**What you need to do**
Please report every line in the entries that contains the string "title".

Data items:

============================================================

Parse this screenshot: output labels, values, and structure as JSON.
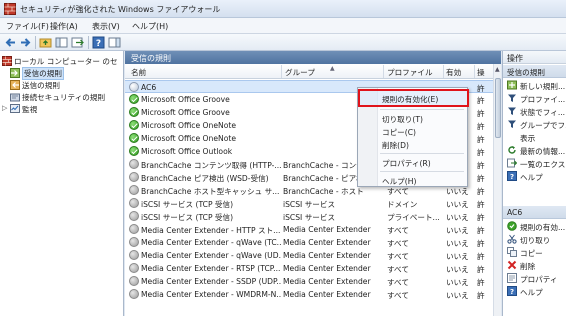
{
  "window": {
    "title": "セキュリティが強化された Windows ファイアウォール"
  },
  "menu": [
    "ファイル(F)",
    "操作(A)",
    "表示(V)",
    "ヘルプ(H)"
  ],
  "tree": {
    "root": "ローカル コンピューター のセ",
    "items": [
      "受信の規則",
      "送信の規則",
      "接続セキュリティの規則",
      "監視"
    ]
  },
  "center": {
    "header": "受信の規則",
    "columns": [
      "名前",
      "グループ",
      "プロファイル",
      "有効",
      "操"
    ],
    "rows": [
      {
        "name": "AC6",
        "group": "",
        "profile": "",
        "enabled": "",
        "op": "許",
        "state": "sel"
      },
      {
        "name": "Microsoft Office Groove",
        "group": "",
        "profile": "",
        "enabled": "",
        "op": "許",
        "state": "on"
      },
      {
        "name": "Microsoft Office Groove",
        "group": "",
        "profile": "",
        "enabled": "",
        "op": "許",
        "state": "on"
      },
      {
        "name": "Microsoft Office OneNote",
        "group": "",
        "profile": "",
        "enabled": "",
        "op": "許",
        "state": "on"
      },
      {
        "name": "Microsoft Office OneNote",
        "group": "",
        "profile": "",
        "enabled": "",
        "op": "許",
        "state": "on"
      },
      {
        "name": "Microsoft Office Outlook",
        "group": "",
        "profile": "",
        "enabled": "",
        "op": "許",
        "state": "on"
      },
      {
        "name": "BranchCache コンテンツ取得 (HTTP-...",
        "group": "BranchCache - コンテ",
        "profile": "",
        "enabled": "",
        "op": "許",
        "state": "off"
      },
      {
        "name": "BranchCache ピア検出 (WSD-受信)",
        "group": "BranchCache - ピア検",
        "profile": "",
        "enabled": "",
        "op": "許",
        "state": "off"
      },
      {
        "name": "BranchCache ホスト型キャッシュ サ...",
        "group": "BranchCache - ホスト",
        "profile": "すべて",
        "enabled": "いいえ",
        "op": "許",
        "state": "off"
      },
      {
        "name": "iSCSI サービス (TCP 受信)",
        "group": "iSCSI サービス",
        "profile": "ドメイン",
        "enabled": "いいえ",
        "op": "許",
        "state": "off"
      },
      {
        "name": "iSCSI サービス (TCP 受信)",
        "group": "iSCSI サービス",
        "profile": "プライベート...",
        "enabled": "いいえ",
        "op": "許",
        "state": "off"
      },
      {
        "name": "Media Center Extender - HTTP スト...",
        "group": "Media Center Extender",
        "profile": "すべて",
        "enabled": "いいえ",
        "op": "許",
        "state": "off"
      },
      {
        "name": "Media Center Extender - qWave (TC...",
        "group": "Media Center Extender",
        "profile": "すべて",
        "enabled": "いいえ",
        "op": "許",
        "state": "off"
      },
      {
        "name": "Media Center Extender - qWave (UD...",
        "group": "Media Center Extender",
        "profile": "すべて",
        "enabled": "いいえ",
        "op": "許",
        "state": "off"
      },
      {
        "name": "Media Center Extender - RTSP (TCP...",
        "group": "Media Center Extender",
        "profile": "すべて",
        "enabled": "いいえ",
        "op": "許",
        "state": "off"
      },
      {
        "name": "Media Center Extender - SSDP (UDP...",
        "group": "Media Center Extender",
        "profile": "すべて",
        "enabled": "いいえ",
        "op": "許",
        "state": "off"
      },
      {
        "name": "Media Center Extender - WMDRM-N...",
        "group": "Media Center Extender",
        "profile": "すべて",
        "enabled": "いいえ",
        "op": "許",
        "state": "off"
      }
    ]
  },
  "context_menu": {
    "items": [
      "規則の有効化(E)",
      "切り取り(T)",
      "コピー(C)",
      "削除(D)",
      "プロパティ(R)",
      "ヘルプ(H)"
    ]
  },
  "actions": {
    "header": "操作",
    "section1": "受信の規則",
    "items1": [
      "新しい規則...",
      "プロファイ...",
      "状態でフィ...",
      "グループでフ...",
      "表示",
      "最新の情報...",
      "一覧のエクス...",
      "ヘルプ"
    ],
    "section2": "AC6",
    "items2": [
      "規則の有効...",
      "切り取り",
      "コピー",
      "削除",
      "プロパティ",
      "ヘルプ"
    ]
  }
}
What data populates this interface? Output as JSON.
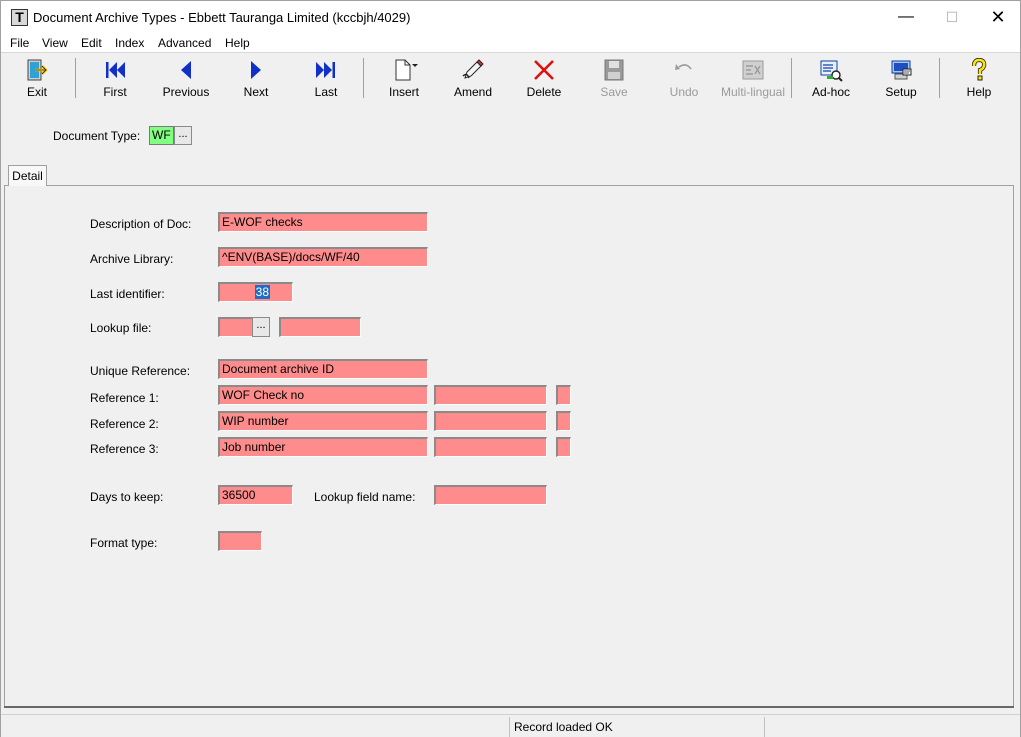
{
  "window": {
    "title": "Document Archive Types - Ebbett Tauranga Limited (kccbjh/4029)",
    "app_icon_letter": "T",
    "minimize": "—",
    "maximize": "☐",
    "close": "✕"
  },
  "menu": [
    "File",
    "View",
    "Edit",
    "Index",
    "Advanced",
    "Help"
  ],
  "toolbar": {
    "exit": "Exit",
    "first": "First",
    "previous": "Previous",
    "next": "Next",
    "last": "Last",
    "insert": "Insert",
    "amend": "Amend",
    "delete": "Delete",
    "save": "Save",
    "undo": "Undo",
    "multilingual": "Multi-lingual",
    "adhoc": "Ad-hoc",
    "setup": "Setup",
    "help": "Help"
  },
  "header": {
    "doc_type_label": "Document Type:",
    "doc_type_value": "WF",
    "lookup_glyph": "..."
  },
  "tabs": [
    "Detail"
  ],
  "form": {
    "description_label": "Description of Doc:",
    "description_value": "E-WOF checks",
    "archive_library_label": "Archive Library:",
    "archive_library_value": "^ENV(BASE)/docs/WF/40",
    "last_identifier_label": "Last identifier:",
    "last_identifier_value": "38",
    "lookup_file_label": "Lookup file:",
    "lookup_file_value": "",
    "lookup_file_desc": "",
    "unique_reference_label": "Unique Reference:",
    "unique_reference_value": "Document archive ID",
    "reference_1_label": "Reference 1:",
    "reference_1_value": "WOF Check no",
    "reference_2_label": "Reference 2:",
    "reference_2_value": "WIP number",
    "reference_3_label": "Reference 3:",
    "reference_3_value": "Job number",
    "days_to_keep_label": "Days to keep:",
    "days_to_keep_value": "36500",
    "lookup_field_name_label": "Lookup field name:",
    "lookup_field_name_value": "",
    "format_type_label": "Format type:",
    "format_type_value": ""
  },
  "status": {
    "message": "Record loaded OK"
  },
  "colors": {
    "required_field": "#ff8c8c",
    "key_field": "#80ff80",
    "selection": "#1e6ec8"
  }
}
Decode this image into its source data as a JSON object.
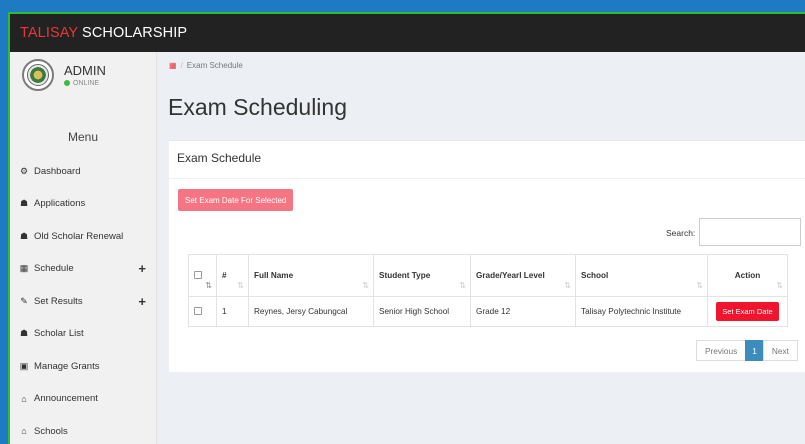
{
  "app": {
    "brand_accent": "TALISAY",
    "brand_rest": " SCHOLARSHIP"
  },
  "user": {
    "name": "ADMIN",
    "status": "ONLINE"
  },
  "sidebar": {
    "menu_label": "Menu",
    "items": [
      {
        "label": "Dashboard",
        "icon": "dashboard-icon",
        "glyph": "⚙"
      },
      {
        "label": "Applications",
        "icon": "users-icon",
        "glyph": "☗"
      },
      {
        "label": "Old Scholar Renewal",
        "icon": "users-icon",
        "glyph": "☗"
      },
      {
        "label": "Schedule",
        "icon": "calendar-icon",
        "glyph": "▦",
        "expand": "+"
      },
      {
        "label": "Set Results",
        "icon": "pencil-icon",
        "glyph": "✎",
        "expand": "+"
      },
      {
        "label": "Scholar List",
        "icon": "users-icon",
        "glyph": "☗"
      },
      {
        "label": "Manage Grants",
        "icon": "money-icon",
        "glyph": "▣"
      },
      {
        "label": "Announcement",
        "icon": "home-icon",
        "glyph": "⌂"
      },
      {
        "label": "Schools",
        "icon": "home-icon",
        "glyph": "⌂"
      }
    ]
  },
  "breadcrumb": {
    "sep": "/",
    "current": "Exam Schedule"
  },
  "page": {
    "title": "Exam Scheduling"
  },
  "box": {
    "title": "Exam Schedule",
    "bulk_button": "Set Exam Date For Selected",
    "search_label": "Search:",
    "search_value": ""
  },
  "table": {
    "headers": [
      "#",
      "Full Name",
      "Student Type",
      "Grade/Yearl Level",
      "School",
      "Action"
    ],
    "rows": [
      {
        "num": "1",
        "full_name": "Reynes, Jersy Cabungcal",
        "student_type": "Senior High School",
        "grade": "Grade 12",
        "school": "Talisay Polytechnic Institute",
        "action": "Set Exam Date"
      }
    ]
  },
  "pagination": {
    "previous": "Previous",
    "current": "1",
    "next": "Next"
  },
  "colors": {
    "accent": "#e8373a",
    "topbar": "#222222",
    "bulk_button": "#f57682",
    "action_button": "#f0142d",
    "active_page": "#3c8dbc",
    "frame_border": "#34b934",
    "outer_background": "#1f7ac4"
  }
}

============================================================

**Solution for this exercise**
    "title": "セキュリティが強化された Windows ファイアウォール"
    "title": "Document Archive Types - Ebbett Tauranga Limited (kccbjh/4029)",
    "title": "Exam Scheduling"
    "title": "Exam Schedule",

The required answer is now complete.